  • 9 years ago
  • Uncategorized

foreign investment laws allow and welcome investor’s to invest in Australian
property, but only brand new property – that is, property that is purchased off
the plan or property that has never had an owner. Back
in May 2015, the Australian Taxation Office (ATO) was instructed to take greater
focus on tax evasion by non-residents. This included foreign owned companies
operating in Australia through to property investors.  However the ATO was also to take on more
power with regards to enforcing the foreign investment rules, in relation to
“Foreign investment is integral to Australia’s economy, it is important
to uphold the integrity of the framework and ensure that foreign investment is
not contrary to our national interest”,
the then Treasurer Joe
Hockey, is quoted as saying back in June 2015. 

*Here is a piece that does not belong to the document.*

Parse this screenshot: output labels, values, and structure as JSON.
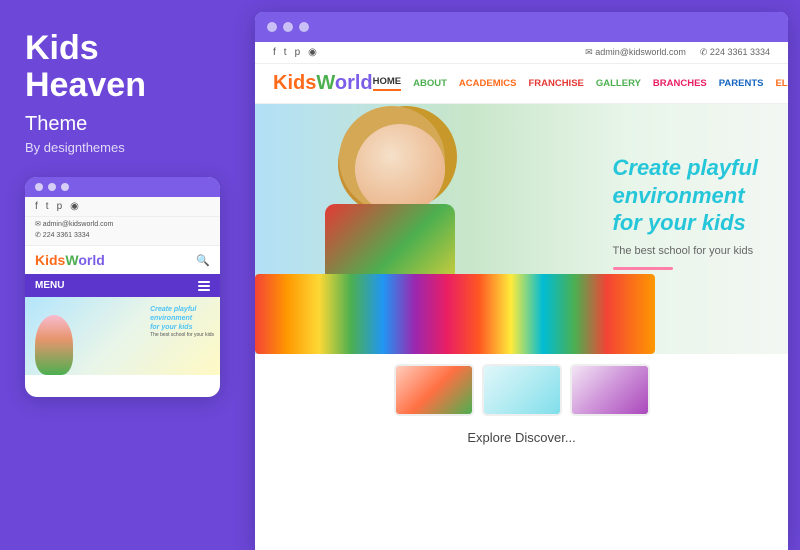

Foreign Investment Review Board (FIRB) had already been actively considering
the impact of any foreign investment proposals on tax revenues, however during
the ATO’s first month of engagement,
195 suspected breaches were
identified, against 24 individuals
. This was then followed up
in August, with the former Treasurer ordering 6 residential properties
unlawfully held by foreign nationals, to be sold. “
The ATO’s data matching program is already getting results. For example,
they have identified one foreign investor who appears to be linked to over 10
properties ranging from a $300,000 unit to a house worth $1.4 million
Joe Hockey said.

But the news
get’s better, this week, data shows another
125 foreign investors have voluntarily taken advantage of the amnesty period offered
by the Australian government for either intentional or accidental braches of
the law.  The deadline for the amnesty
period is 30 November 2015, with any subsequent breaches found, will find the
investor having to sell the property/properties. From
1 December 2015, foreign residents who unlawfully purchase established
residential property will face increased criminal penalties up to $127,500 or
three years imprisonment for individuals and up to $637,500 for companies. The
125 volunteers were
foreign nationals
from Singapore, Indonesia, the UK and China

Compare listings